A musical scored by Richard Hawley is the unlikely vehicle to tell the story of the fall and rise of the Sheffield estate through the eyes of three sets of occupants. Laura Mark booked a seat
As Park Hill’s newest residents settle into Mikhail Riches’ latest revamp of one of the UK’s best-known ex-council estates, a musical charts three generations of residents and their lives.
Written by Sheffield-born Chris Bush and featuring new and back catalogue songs by Sheffield legend Richard Hawley, Standing at the Sky’s Edge weaves together three separate but interconnecting stories of people who had lived in the same flat. Though not told chronologically, the stories are overlaid and woven together, painting a complicated picture of a changing estate which mirrors the state of UK housing.
Young newly-weds Rose and Harry move in as the building completes in 1961. Their story begins as one of optimism. Park Hill flats were a vision of the future, replacing the slum terrace housing which had sat on the same ground which the estate went on to occupy. Residents were excited to move into these ‘streets in the sky’ with all the mod cons. Like many working in the city at that time, Harry is a steelworker, and we witness his life beginning to fall apart as Margaret Thatcher’s policies decimate the industry.
Next, we see the occupants of 1980s Park Hill. The flat is now home to Joy and her cousins Grace and George – Liberian refugees who have been housed on the estate, which is becoming ever more run down. These are Park Hill’s dark days – there’s crime, racism and the city of Sheffield itself is suffering widespread unemployment. A combination of poor maintenance and societal and political issues is reflected in the disrepair of Park Hill and its subsequent reputation. The estate becomes a no-go area and Joy becomes a prisoner in her own home. It is a hard watch.

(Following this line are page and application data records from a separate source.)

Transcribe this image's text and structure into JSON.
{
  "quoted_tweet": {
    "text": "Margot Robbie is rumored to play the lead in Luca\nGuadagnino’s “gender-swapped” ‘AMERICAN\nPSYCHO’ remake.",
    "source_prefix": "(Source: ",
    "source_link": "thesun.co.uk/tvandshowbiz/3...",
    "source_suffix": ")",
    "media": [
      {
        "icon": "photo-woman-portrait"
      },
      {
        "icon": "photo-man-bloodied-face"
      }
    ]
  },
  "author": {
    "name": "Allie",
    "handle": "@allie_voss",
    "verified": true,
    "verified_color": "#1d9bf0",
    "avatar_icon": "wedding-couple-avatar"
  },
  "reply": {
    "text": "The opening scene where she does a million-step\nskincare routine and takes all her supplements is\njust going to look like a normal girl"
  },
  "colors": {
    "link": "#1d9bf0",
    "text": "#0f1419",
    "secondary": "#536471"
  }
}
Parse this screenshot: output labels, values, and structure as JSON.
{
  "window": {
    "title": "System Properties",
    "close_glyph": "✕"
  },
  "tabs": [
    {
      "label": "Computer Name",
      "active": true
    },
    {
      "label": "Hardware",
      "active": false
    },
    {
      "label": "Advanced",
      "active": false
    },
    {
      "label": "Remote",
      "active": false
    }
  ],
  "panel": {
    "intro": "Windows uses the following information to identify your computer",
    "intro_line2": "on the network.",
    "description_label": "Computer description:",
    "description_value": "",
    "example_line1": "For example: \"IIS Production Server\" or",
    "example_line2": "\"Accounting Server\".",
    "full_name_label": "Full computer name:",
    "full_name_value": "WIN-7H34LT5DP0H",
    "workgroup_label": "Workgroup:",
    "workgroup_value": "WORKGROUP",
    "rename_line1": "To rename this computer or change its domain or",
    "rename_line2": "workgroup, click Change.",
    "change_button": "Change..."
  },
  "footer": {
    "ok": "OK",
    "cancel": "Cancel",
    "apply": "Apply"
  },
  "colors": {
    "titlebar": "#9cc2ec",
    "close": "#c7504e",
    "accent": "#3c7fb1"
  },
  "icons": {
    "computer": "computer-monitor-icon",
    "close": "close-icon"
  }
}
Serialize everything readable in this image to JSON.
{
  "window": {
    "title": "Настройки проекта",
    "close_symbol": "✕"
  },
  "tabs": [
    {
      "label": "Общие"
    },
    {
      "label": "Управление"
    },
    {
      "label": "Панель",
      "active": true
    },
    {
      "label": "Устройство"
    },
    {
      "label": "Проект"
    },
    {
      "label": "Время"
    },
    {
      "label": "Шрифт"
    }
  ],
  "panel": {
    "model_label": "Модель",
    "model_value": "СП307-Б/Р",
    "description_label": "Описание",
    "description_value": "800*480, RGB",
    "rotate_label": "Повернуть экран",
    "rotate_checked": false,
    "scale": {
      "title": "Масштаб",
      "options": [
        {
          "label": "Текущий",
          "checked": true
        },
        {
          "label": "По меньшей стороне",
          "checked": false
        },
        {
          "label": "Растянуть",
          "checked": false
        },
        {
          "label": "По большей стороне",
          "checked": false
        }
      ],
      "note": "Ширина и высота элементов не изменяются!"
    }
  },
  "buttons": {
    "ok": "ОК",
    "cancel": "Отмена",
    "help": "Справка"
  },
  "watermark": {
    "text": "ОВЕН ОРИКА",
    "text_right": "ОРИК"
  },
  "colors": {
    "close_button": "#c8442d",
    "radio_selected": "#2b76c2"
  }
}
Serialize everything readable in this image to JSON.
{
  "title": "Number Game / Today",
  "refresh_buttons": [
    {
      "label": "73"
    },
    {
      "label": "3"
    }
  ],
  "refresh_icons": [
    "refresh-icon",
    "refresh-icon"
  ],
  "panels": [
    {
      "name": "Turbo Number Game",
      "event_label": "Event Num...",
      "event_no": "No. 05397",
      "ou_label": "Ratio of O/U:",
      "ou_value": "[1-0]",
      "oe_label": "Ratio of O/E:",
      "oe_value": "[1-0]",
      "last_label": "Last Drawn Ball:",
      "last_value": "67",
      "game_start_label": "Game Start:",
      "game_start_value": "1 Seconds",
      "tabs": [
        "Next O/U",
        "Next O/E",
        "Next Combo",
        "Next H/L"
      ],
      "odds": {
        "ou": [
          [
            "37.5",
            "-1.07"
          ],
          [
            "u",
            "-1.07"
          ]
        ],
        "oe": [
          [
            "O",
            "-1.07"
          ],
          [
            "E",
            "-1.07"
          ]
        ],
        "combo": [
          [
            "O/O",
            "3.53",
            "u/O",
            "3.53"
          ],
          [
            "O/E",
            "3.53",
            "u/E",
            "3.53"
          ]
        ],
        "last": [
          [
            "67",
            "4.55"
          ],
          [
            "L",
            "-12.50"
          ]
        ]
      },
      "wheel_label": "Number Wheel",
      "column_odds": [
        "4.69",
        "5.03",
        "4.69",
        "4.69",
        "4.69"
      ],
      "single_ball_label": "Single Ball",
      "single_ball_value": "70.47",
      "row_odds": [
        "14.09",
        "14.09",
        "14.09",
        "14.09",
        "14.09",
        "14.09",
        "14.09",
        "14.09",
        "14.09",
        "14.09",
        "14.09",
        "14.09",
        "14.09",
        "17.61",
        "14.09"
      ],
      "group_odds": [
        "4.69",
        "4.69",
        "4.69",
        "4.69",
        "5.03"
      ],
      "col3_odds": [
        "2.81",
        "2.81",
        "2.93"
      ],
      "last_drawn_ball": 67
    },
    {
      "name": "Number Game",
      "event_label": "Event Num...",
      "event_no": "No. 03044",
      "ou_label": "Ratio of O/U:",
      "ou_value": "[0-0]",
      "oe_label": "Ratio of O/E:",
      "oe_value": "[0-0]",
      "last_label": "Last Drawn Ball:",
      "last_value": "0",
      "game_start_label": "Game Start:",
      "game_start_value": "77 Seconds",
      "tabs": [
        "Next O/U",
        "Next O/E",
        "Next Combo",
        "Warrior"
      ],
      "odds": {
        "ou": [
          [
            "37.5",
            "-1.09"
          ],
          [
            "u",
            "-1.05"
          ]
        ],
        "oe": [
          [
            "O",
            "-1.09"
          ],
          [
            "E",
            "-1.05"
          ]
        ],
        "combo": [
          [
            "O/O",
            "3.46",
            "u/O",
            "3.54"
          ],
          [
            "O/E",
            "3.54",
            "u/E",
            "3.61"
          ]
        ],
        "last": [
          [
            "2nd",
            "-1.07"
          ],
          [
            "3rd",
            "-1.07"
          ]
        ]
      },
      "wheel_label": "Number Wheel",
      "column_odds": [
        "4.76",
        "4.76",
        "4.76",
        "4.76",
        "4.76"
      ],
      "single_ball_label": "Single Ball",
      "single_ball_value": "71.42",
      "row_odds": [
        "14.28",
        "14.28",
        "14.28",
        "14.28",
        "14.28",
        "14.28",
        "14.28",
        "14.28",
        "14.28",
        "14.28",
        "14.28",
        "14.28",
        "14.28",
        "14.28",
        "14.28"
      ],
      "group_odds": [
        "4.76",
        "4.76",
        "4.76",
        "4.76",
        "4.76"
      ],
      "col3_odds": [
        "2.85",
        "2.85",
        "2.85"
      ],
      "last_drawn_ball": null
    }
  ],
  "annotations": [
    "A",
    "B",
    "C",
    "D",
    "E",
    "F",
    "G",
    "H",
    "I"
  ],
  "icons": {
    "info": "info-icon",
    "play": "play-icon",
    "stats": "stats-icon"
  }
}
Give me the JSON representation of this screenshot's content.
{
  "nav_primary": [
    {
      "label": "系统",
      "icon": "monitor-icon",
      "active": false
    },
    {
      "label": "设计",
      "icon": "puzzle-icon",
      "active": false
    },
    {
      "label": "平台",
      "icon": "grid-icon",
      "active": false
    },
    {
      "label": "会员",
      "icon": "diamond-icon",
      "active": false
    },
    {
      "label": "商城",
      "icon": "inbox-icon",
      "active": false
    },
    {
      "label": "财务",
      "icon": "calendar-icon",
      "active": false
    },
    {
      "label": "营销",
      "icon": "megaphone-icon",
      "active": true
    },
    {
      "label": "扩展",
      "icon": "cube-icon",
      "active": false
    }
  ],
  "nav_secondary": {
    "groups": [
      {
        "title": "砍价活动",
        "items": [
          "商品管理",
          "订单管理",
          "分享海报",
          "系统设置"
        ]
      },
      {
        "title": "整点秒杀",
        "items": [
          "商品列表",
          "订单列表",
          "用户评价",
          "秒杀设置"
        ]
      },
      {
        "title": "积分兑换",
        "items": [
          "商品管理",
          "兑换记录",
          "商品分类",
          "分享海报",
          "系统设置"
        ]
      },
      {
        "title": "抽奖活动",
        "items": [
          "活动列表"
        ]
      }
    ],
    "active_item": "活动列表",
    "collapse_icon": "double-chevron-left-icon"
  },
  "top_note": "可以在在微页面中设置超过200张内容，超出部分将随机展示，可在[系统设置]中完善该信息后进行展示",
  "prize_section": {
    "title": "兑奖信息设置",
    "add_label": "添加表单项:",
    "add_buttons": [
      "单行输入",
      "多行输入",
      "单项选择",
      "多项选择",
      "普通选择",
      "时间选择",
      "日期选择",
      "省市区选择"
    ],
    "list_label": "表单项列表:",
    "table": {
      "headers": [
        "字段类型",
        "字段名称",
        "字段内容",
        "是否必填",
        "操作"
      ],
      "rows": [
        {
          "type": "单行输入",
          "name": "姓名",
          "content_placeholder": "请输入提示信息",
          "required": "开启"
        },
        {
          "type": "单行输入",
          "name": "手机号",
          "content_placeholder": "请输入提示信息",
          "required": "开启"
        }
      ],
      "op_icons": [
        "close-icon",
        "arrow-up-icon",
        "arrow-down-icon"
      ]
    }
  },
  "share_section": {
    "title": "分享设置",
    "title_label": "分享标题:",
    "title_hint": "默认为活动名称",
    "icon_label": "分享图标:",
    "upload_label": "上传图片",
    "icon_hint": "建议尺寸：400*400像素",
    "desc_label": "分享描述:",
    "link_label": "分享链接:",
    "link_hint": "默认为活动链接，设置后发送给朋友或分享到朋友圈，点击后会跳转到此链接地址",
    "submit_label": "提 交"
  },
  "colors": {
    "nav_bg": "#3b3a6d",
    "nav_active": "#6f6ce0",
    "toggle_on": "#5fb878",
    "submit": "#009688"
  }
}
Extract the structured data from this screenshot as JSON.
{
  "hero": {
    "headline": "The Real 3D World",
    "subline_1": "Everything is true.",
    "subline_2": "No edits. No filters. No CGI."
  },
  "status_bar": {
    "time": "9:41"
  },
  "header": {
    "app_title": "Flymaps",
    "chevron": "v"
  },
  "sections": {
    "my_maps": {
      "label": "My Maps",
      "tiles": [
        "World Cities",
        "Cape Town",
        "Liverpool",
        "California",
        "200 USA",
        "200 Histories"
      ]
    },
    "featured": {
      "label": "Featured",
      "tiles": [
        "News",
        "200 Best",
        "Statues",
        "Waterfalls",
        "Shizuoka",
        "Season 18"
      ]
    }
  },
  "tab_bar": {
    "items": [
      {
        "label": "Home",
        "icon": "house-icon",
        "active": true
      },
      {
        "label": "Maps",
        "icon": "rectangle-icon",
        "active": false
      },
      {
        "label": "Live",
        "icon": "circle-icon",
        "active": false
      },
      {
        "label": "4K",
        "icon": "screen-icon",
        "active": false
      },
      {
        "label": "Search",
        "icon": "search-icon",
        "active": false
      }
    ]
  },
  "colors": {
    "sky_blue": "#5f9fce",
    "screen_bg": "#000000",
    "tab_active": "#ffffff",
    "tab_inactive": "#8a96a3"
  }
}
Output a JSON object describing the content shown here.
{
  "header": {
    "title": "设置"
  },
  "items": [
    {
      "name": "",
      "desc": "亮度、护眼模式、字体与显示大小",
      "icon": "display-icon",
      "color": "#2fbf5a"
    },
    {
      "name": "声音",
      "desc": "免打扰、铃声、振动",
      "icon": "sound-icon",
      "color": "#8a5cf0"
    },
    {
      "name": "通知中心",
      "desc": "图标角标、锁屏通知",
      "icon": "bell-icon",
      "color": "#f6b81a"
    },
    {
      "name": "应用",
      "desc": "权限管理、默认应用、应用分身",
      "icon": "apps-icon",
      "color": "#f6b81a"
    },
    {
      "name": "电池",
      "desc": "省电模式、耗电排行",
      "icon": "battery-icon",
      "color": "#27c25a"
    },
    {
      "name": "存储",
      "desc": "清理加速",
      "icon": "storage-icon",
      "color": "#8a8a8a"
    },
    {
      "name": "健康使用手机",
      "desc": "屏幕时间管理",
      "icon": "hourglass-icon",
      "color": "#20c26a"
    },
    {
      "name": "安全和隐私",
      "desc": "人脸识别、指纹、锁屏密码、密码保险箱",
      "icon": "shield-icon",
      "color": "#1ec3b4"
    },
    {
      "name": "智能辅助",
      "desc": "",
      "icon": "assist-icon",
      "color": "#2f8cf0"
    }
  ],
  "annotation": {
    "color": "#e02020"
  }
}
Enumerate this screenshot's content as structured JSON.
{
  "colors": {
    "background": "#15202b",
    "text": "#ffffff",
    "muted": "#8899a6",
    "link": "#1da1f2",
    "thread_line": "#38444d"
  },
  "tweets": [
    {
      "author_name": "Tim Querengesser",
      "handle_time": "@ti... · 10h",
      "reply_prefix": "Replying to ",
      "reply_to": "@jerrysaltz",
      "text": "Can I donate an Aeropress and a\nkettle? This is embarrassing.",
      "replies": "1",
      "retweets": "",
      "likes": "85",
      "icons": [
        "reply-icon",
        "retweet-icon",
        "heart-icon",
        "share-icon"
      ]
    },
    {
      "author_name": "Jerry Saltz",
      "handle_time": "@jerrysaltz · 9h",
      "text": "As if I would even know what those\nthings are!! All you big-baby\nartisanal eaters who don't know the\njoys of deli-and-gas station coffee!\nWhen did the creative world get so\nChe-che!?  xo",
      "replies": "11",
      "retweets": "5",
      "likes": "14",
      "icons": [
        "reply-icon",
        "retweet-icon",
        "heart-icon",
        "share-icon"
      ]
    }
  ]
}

A love song for the city and the estate that towers above it. It is moving; even this steely northern lass shed a tear
Eventually all the council tenants were moved out of Park Hill, and the estate – which was then grade II-listed – was sold by the council to developer Urban Splash for almost nothing. A Stirling Prize-shortlisted redevelopment by Hawkins\Brown signified a new era, and it is here, in the newly renovated flat, that our next character Poppy appears. She is a middle-class Londoner who arrives in Sheffield rejoicing of its sense of community, laid back lifestyle and proximity to the Peak District. It’s almost tongue in cheek, but the sad reality is that this is the truth of Park Hill now. It is no longer home to the council tenants it once housed. With the exception of a few affordable-rent tenants in the first phase, all have been replaced by second home-owners, university lecturers, and the millennial equivalent of middle-class yuppies yearning for a place to put their mid-century modern furniture.
Mark Henderson’s lighting design for the show picks out the estate’s now infamous graffiti scrawl of ‘I love you, will u marry me’. Once a sign of Park Hill’s abandonment, the words can now be seen on mugs, tea towels, Arctic Monkeys t-shirts, beer bottles, estate marketing, and cushion covers. Clare Middleton, the local woman for whom the message was intended, died of cancer at just 30 years old. Her troubled life is edited out in the commodification of those words. The graffiti hangs over the stage, where the kitchen and open-plan living space of one of the flats has been recreated. It is here that much of the musical’s action plays out. Above, set designer Ben Stones has recreated Park Hill’s iconic access decks, and the eight-piece band sits behind in what could be imagined as another flat. This walkway is a key location in the drama, just as it is on the estate.
Park Hill has become a symbol of Sheffield – both loved and hated for many of the reasons brought up during the performance. The musical was put on at the Crucible in Sheffield before its transfer to London’s National Theatre in February. For a local audience the stories are easy to relate to. There’s even a moment in the first act which centres around a bottle of Henderson’s Relish – a condiment unique to the city – as it is passed around the three different households.
References are made to both Sheffield Wednesday and Sheffield United football teams. That audience laughed along knowingly.
The musical is a tale of Sheffield, written by a local playwright, featuring the wistful soundtrack of Hawley, with in-jokes and local references. It is a love song for the city and for the estate that towers above it. It is moving; even this steely northern lass shed a tear – although perhaps with a knowing thought that now I am priced out of Park Hill – a development my own grandfather worked on as a freshly qualified member of Sheffield’s city architect’s department.
But this is not just a tale for Sheffield; London audiences will have plenty to enjoy and to reflect on. The tales told in Standing at the Sky’s Edge have happened in estates and cities across the UK. Although they are sometimes a little glossed over, it asks uncomfortable questions about gentrification. It is about the memories which we all have tied up in our homes, nostalgia for a building, and what it represents for our society.
Laura Mark is an architect, teacher, critic and keeper of Walmer Yard